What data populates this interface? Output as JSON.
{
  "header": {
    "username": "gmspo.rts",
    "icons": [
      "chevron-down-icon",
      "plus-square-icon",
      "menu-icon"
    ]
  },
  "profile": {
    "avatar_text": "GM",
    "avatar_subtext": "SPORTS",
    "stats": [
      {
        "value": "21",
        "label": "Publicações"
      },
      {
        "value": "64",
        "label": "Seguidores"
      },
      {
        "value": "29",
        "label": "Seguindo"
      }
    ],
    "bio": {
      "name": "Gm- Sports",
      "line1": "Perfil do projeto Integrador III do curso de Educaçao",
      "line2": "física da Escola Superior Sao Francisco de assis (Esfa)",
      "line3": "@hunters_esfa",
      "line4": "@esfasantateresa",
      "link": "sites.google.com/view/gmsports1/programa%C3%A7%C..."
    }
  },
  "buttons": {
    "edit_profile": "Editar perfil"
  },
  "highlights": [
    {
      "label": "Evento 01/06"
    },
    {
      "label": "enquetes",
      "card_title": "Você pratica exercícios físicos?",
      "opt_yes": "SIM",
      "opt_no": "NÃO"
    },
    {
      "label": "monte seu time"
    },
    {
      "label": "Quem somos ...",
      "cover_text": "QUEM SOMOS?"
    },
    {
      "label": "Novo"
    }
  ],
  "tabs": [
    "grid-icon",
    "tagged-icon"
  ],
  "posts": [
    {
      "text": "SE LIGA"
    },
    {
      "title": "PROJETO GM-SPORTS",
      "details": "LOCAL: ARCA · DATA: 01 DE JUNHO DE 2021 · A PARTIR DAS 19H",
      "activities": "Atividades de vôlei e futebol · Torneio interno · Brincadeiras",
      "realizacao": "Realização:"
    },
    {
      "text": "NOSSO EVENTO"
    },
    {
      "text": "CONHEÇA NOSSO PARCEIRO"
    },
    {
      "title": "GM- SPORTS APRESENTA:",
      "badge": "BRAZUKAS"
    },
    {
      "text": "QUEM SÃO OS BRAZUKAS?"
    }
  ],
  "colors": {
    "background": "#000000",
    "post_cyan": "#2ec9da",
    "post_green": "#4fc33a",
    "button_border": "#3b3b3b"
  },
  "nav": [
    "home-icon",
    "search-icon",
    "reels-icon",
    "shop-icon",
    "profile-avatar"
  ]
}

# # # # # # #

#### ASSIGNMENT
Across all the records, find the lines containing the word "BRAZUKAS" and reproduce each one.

#### RESPONSE BOX
      "badge": "BRAZUKAS"
      "text": "QUEM SÃO OS BRAZUKAS?"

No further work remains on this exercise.